*SOURCE MATERIAL*
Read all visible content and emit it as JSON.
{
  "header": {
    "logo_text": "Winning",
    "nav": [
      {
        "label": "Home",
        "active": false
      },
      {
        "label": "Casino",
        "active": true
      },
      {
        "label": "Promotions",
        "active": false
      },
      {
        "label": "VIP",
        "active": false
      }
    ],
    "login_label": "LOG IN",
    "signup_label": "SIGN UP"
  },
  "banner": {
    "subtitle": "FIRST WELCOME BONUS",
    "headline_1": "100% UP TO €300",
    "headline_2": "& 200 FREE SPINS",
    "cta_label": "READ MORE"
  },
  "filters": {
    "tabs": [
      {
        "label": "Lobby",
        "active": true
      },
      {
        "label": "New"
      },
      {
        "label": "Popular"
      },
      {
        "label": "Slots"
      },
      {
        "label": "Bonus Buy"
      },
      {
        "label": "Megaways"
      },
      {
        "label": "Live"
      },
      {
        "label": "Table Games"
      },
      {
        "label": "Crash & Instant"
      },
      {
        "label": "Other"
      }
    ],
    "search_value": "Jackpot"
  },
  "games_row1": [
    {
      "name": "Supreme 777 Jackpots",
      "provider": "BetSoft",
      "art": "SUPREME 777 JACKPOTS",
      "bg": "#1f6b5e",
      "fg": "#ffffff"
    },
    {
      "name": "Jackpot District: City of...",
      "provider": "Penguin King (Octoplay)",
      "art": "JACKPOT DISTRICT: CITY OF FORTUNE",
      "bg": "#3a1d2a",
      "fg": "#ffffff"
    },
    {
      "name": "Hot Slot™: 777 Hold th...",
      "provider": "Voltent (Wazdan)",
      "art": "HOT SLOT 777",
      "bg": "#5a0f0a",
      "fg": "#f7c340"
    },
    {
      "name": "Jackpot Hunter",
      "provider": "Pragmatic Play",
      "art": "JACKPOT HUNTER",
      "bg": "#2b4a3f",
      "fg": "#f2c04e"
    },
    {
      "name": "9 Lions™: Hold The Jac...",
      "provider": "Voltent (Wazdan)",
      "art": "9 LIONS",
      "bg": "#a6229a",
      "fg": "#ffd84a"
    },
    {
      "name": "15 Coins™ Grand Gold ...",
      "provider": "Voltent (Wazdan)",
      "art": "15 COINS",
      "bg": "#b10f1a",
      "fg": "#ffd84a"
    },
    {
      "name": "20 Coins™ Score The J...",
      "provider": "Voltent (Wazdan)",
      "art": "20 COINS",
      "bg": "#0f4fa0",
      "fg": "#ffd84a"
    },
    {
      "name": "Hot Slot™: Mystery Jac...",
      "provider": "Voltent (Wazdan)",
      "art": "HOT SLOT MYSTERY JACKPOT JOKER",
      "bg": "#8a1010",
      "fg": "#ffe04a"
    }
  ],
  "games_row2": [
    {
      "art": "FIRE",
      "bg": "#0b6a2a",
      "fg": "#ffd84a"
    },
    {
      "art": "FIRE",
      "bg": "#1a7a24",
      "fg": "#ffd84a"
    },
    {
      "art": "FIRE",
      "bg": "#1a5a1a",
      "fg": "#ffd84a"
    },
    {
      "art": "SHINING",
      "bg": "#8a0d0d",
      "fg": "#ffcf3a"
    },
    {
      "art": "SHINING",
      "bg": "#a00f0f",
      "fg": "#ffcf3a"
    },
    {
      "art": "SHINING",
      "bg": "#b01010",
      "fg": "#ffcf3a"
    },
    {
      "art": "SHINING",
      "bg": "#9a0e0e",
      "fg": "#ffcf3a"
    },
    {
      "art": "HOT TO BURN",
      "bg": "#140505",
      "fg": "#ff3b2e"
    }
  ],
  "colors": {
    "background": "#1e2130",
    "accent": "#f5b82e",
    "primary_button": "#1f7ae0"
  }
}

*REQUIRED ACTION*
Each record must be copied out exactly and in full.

*SOLUTION FOR THIS EXERCISE*
Read all visible content and emit it as JSON.
{
  "header": {
    "logo_text": "Winning",
    "nav": [
      {
        "label": "Home",
        "active": false
      },
      {
        "label": "Casino",
        "active": true
      },
      {
        "label": "Promotions",
        "active": false
      },
      {
        "label": "VIP",
        "active": false
      }
    ],
    "login_label": "LOG IN",
    "signup_label": "SIGN UP"
  },
  "banner": {
    "subtitle": "FIRST WELCOME BONUS",
    "headline_1": "100% UP TO €300",
    "headline_2": "& 200 FREE SPINS",
    "cta_label": "READ MORE"
  },
  "filters": {
    "tabs": [
      {
        "label": "Lobby",
        "active": true
      },
      {
        "label": "New"
      },
      {
        "label": "Popular"
      },
      {
        "label": "Slots"
      },
      {
        "label": "Bonus Buy"
      },
      {
        "label": "Megaways"
      },
      {
        "label": "Live"
      },
      {
        "label": "Table Games"
      },
      {
        "label": "Crash & Instant"
      },
      {
        "label": "Other"
      }
    ],
    "search_value": "Jackpot"
  },
  "games_row1": [
    {
      "name": "Supreme 777 Jackpots",
      "provider": "BetSoft",
      "art": "SUPREME 777 JACKPOTS",
      "bg": "#1f6b5e",
      "fg": "#ffffff"
    },
    {
      "name": "Jackpot District: City of...",
      "provider": "Penguin King (Octoplay)",
      "art": "JACKPOT DISTRICT: CITY OF FORTUNE",
      "bg": "#3a1d2a",
      "fg": "#ffffff"
    },
    {
      "name": "Hot Slot™: 777 Hold th...",
      "provider": "Voltent (Wazdan)",
      "art": "HOT SLOT 777",
      "bg": "#5a0f0a",
      "fg": "#f7c340"
    },
    {
      "name": "Jackpot Hunter",
      "provider": "Pragmatic Play",
      "art": "JACKPOT HUNTER",
      "bg": "#2b4a3f",
      "fg": "#f2c04e"
    },
    {
      "name": "9 Lions™: Hold The Jac...",
      "provider": "Voltent (Wazdan)",
      "art": "9 LIONS",
      "bg": "#a6229a",
      "fg": "#ffd84a"
    },
    {
      "name": "15 Coins™ Grand Gold ...",
      "provider": "Voltent (Wazdan)",
      "art": "15 COINS",
      "bg": "#b10f1a",
      "fg": "#ffd84a"
    },
    {
      "name": "20 Coins™ Score The J...",
      "provider": "Voltent (Wazdan)",
      "art": "20 COINS",
      "bg": "#0f4fa0",
      "fg": "#ffd84a"
    },
    {
      "name": "Hot Slot™: Mystery Jac...",
      "provider": "Voltent (Wazdan)",
      "art": "HOT SLOT MYSTERY JACKPOT JOKER",
      "bg": "#8a1010",
      "fg": "#ffe04a"
    }
  ],
  "games_row2": [
    {
      "art": "FIRE",
      "bg": "#0b6a2a",
      "fg": "#ffd84a"
    },
    {
      "art": "FIRE",
      "bg": "#1a7a24",
      "fg": "#ffd84a"
    },
    {
      "art": "FIRE",
      "bg": "#1a5a1a",
      "fg": "#ffd84a"
    },
    {
      "art": "SHINING",
      "bg": "#8a0d0d",
      "fg": "#ffcf3a"
    },
    {
      "art": "SHINING",
      "bg": "#a00f0f",
      "fg": "#ffcf3a"
    },
    {
      "art": "SHINING",
      "bg": "#b01010",
      "fg": "#ffcf3a"
    },
    {
      "art": "SHINING",
      "bg": "#9a0e0e",
      "fg": "#ffcf3a"
    },
    {
      "art": "HOT TO BURN",
      "bg": "#140505",
      "fg": "#ff3b2e"
    }
  ],
  "colors": {
    "background": "#1e2130",
    "accent": "#f5b82e",
    "primary_button": "#1f7ae0"
  }
}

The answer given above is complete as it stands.